Newly appointed UC Irvine Chancellor Howard Gillman inherited a vastly different campus than his predecessor did in May 2005. When Dr. Michael Drake came to Irvine, the university was already toting a reputation as an anti-Israel hothouse and was in the midst of a federal investigation into alleged harassment of Jewish students and administrative indifference. He quickly found himself facing a Muslim Student Union that tested the limits of hate, bigotry and intimidation, beleaguered Jewish students, and a Jewish community united in outrage but divided in remedy.
The following year, the then-Jewish Federation Orange County established the Rose Project to create a strategy for countering these challenges and to foster a civil campus climate for Israel and Jewish students. Comprised of Jewish community stakeholders with deep ties to the university, the Rose Project leadership engaged and created partnerships with the administration based on mutual interests and trust. These relationships helped to shape how the administration came to understand the conflict taking place outside its windows as well as the proactive strategies it adopted to change the campus dynamic.

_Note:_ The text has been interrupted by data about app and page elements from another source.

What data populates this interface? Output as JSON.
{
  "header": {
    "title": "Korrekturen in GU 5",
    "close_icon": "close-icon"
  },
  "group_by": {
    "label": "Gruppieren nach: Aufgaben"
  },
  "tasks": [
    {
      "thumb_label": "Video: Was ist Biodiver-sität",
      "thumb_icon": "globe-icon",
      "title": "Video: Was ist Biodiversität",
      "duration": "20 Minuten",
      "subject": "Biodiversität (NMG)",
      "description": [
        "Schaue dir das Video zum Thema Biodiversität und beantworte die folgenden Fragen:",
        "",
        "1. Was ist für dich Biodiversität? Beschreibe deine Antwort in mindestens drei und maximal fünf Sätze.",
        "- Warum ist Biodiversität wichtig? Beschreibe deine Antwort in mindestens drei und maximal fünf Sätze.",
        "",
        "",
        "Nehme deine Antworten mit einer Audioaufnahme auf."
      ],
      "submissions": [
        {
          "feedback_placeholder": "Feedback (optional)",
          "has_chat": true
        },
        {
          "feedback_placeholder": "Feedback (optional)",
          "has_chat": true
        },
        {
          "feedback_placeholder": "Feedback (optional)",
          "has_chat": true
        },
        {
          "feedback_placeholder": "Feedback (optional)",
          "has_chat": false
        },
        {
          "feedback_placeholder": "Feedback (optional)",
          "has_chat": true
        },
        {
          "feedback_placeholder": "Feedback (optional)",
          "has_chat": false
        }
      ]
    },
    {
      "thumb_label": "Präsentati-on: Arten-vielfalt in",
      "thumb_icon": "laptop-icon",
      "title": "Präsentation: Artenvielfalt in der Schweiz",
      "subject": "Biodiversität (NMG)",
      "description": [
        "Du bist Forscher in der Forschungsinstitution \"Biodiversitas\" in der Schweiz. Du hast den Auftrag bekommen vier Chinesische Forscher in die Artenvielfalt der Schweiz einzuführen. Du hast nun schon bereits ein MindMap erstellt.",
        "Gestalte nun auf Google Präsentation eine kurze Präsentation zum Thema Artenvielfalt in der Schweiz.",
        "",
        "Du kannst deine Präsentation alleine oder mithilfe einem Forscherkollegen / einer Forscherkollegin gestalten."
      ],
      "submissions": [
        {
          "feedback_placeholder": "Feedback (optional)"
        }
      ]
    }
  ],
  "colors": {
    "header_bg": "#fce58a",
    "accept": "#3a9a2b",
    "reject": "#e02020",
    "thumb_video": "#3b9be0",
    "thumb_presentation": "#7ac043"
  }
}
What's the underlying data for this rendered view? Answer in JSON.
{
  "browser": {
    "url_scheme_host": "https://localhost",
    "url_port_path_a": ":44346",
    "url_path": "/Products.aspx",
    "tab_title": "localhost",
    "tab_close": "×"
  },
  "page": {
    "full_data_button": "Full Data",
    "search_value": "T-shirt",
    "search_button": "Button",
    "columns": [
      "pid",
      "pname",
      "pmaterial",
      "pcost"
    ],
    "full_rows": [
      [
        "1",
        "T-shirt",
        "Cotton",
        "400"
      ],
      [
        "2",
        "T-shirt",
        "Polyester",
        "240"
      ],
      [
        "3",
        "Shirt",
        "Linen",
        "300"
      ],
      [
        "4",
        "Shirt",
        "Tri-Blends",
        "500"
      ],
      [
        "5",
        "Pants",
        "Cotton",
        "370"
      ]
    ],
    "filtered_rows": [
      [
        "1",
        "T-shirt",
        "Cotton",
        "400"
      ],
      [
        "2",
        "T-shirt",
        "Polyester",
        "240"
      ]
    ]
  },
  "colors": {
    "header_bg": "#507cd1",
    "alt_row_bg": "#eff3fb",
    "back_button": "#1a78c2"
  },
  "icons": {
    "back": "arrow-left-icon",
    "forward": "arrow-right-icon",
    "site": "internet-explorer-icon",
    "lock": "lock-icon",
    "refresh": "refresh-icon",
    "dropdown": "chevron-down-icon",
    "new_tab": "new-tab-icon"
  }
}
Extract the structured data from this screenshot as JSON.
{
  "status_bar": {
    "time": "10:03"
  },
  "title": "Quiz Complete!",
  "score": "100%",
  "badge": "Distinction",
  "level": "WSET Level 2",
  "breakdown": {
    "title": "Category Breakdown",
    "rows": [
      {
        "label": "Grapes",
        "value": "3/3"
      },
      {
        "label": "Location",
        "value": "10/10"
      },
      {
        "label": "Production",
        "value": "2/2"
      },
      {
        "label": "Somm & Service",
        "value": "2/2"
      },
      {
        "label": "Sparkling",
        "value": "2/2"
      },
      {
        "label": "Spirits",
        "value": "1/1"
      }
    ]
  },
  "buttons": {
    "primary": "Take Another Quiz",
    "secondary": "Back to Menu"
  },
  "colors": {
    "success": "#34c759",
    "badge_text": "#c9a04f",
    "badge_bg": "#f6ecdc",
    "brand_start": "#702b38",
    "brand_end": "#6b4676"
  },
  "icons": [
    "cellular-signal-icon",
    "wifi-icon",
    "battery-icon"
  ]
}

Drake’s approach included outreach to Muslim and Jewish students and support for education about the Middle East, bridge building and difficult dialogues. His administration defused tension and reduced points of friction by enforcing codes of conduct and constitutionally protected restrictions on free speech, even as it safeguarded students’ First Amendment rights. Unlike his predecessor, Drake used good speech to counter bad, denouncing anti-Semitism and calls to boycott and divest from Israel, and distancing the university from vitriolic, anti-Israel programs. Meanwhile, he endorsed academic engagement with Israel by signing over a dozen agreements with Israeli universities. The result was a calmer campus with fewer anti-Israel incidents and Jewish students feeling more supported than in the past.
After a summer of alarming anti-Semitic incidents worldwide, and concern over potential spillover on campus, Gillman issued a communication in October urging students to strive for civility on issues where there is passionate disagreement. Campus climate is clearly on his radar screen, and it seems hopeful that he will continue Drake’s legacy.
That’s not to suggest that there will be no challenges. Universities today are wrestling with issues that test the boundaries of faculty and student activism, free speech and academic freedom. These include calls to boycott Israeli universities by faculty claiming to exercise their academic freedom, even as they violate that of their Israeli counterparts, and commencement speakers who have been canceled after faculty and students threatened to disrupt graduation ceremonies, claiming some misconstrued right to interrupt speech they find objectionable. One university’s recent decision to terminate a conditional job offer to a professor who posted gross, anti-Israel statements on Twitter may lead to a legal battle over whether academic freedom extends outside the professional domain and how to balance the right to free speech with the need to maintain norms of civil discourse on campus.
If and how the new UCI Chancellor will need to weigh in on these complex issues remain to be seen. But we can be sure that they will have an impact on the context for campus debate throughout the U.S. for years to come.
The Rose Project of Jewish Federation & Family Services and University Synagogue will sponsor Chancellor Gillman’s first community forum for the OC Jewish community on Monday, Nov. 24. Information and free registration (required) at www.JewishOC.org/Rose.
Lisa Armony is Director of the Rose Project and Community Outreach at Jewish Federation & Family Services.